Thanks to a good friend and professional organizer, I was able to speak recently to over 50 of her colleagues at a NAPO chapter meeting. The topic for the evening — how our money mindset drives results – was intriguing to the group because our relationship to money has parallels to our relationship with material things.
To begin the meeting, I challenged the group to organize themselves by hair color. This was fun and easy. Then I asked them to organize into the following groups according to their relationship with money:
- Not earning as much as you want or tend to avoid money,
- Doing fine financially but have a hard time spending or letting go of money,
- Overspending or,
- Feel comfortable with money.
A 2010 survey by the American Psychological Association showed that 73% named money as the number one cause of stress in their lives. We want to earn more, spend less, reduce conflict around money in our families, and feel less anxious about the future – no matter our profession.
Our mindset has a lot to do with it.
Dr. Carol S. Dweck, author of “Mindset, the New Psychology of Success” talks about fixed versus growth mindsets where the view we adopt for ourselves profoundly affects the way we lead our life. (Read more about this in my blog, The Money Project).
An abundant versus scarcity mindset is another lens through which to view our behaviors. The terms, first introduced by Steven Covey in his 1989 edition of “7 Habits of Highly Effective People,” help explain why some of us are more comfortable with money than others. In most cases, how we feel and think about money has far more impact on outcomes than our factual knowledge – regardless of how much we have.
Feelings can include guilt, fear, and shame while beliefs might be that making money is hard or I don’t deserve it or someone else will take care of me or money is bad. Resulting behaviors can be that we don’t ask for what we’re worth, let go of money needlessly, hold onto it out of fear or avoid it altogether.

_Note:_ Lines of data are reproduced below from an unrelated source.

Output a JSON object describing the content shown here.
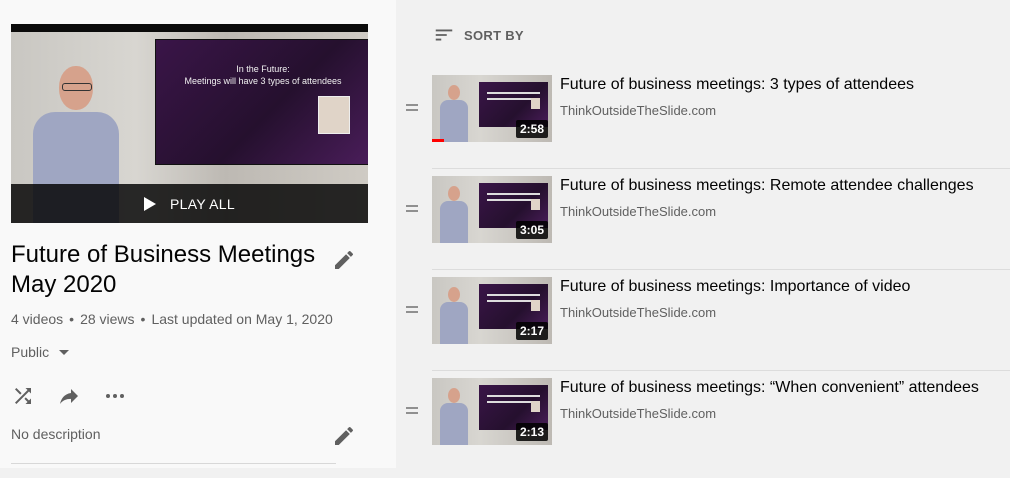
{
  "playlist": {
    "title": "Future of Business Meetings May 2020",
    "play_all_label": "PLAY ALL",
    "slide_line1": "In the Future:",
    "slide_line2": "Meetings will have 3 types of attendees",
    "stats": {
      "videos": "4 videos",
      "views": "28 views",
      "updated": "Last updated on May 1, 2020"
    },
    "privacy": "Public",
    "description": "No description"
  },
  "sort": {
    "label": "SORT BY"
  },
  "videos": [
    {
      "title": "Future of business meetings: 3 types of attendees",
      "channel": "ThinkOutsideTheSlide.com",
      "duration": "2:58",
      "watched_fraction": 0.1
    },
    {
      "title": "Future of business meetings: Remote attendee challenges",
      "channel": "ThinkOutsideTheSlide.com",
      "duration": "3:05",
      "watched_fraction": 0
    },
    {
      "title": "Future of business meetings: Importance of video",
      "channel": "ThinkOutsideTheSlide.com",
      "duration": "2:17",
      "watched_fraction": 0
    },
    {
      "title": "Future of business meetings: “When convenient” attendees",
      "channel": "ThinkOutsideTheSlide.com",
      "duration": "2:13",
      "watched_fraction": 0
    }
  ],
  "icons": {
    "edit": "pencil-icon",
    "shuffle": "shuffle-icon",
    "share": "share-icon",
    "more": "more-horiz-icon",
    "sort": "sort-icon",
    "drag": "drag-handle-icon",
    "play": "play-icon"
  }
}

As professional organizers, the more we dig into our own relationship to money, the better we can understand our client’s behaviors and how we can guide them effectively.

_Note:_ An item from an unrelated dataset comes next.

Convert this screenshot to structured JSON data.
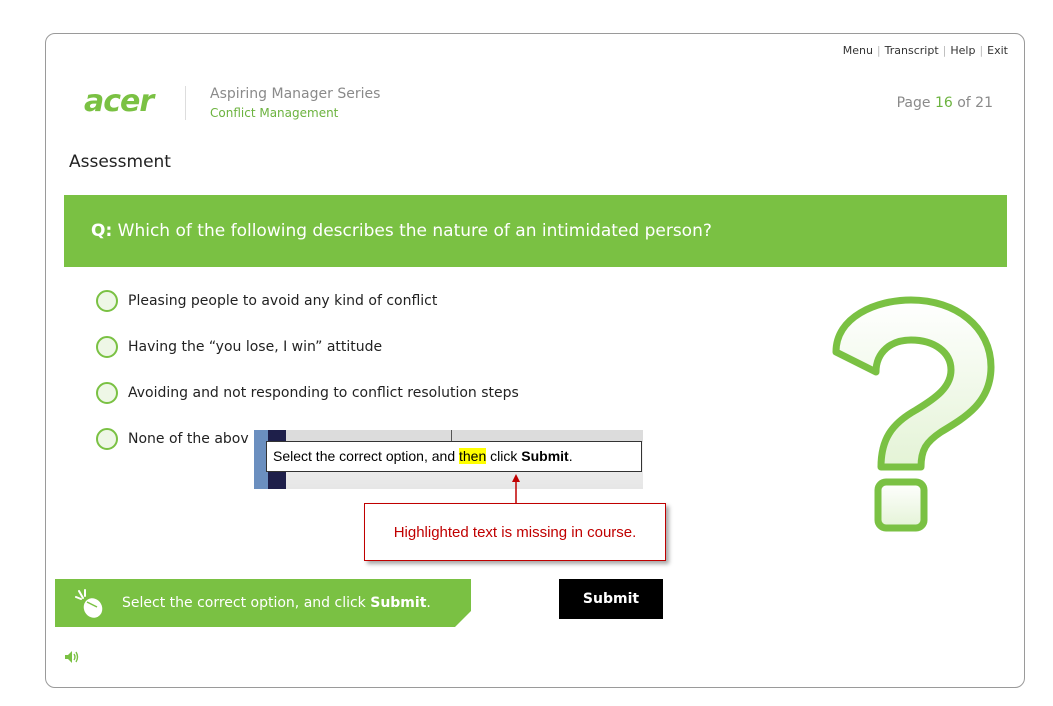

Cindy Morgan-Jaffe is a career and money coach who works with individuals and groups to identify what stands in their way of living a prosperous and abundant life. She brings over 30 years of professional and personal experience and training to the table. Cindy shares her own journey through her blog, The Money Project, as well as offers courses and workshops for individuals and organizations who want to actively shift their money mindset in ways that open doors to prosperity and abundance in all aspects of their lives.
For more on money mindsets and to download her free ebook, How To Shift Your Money Mindset in 21 Days and 3 Big Steps, check out www.morganjaffe.com.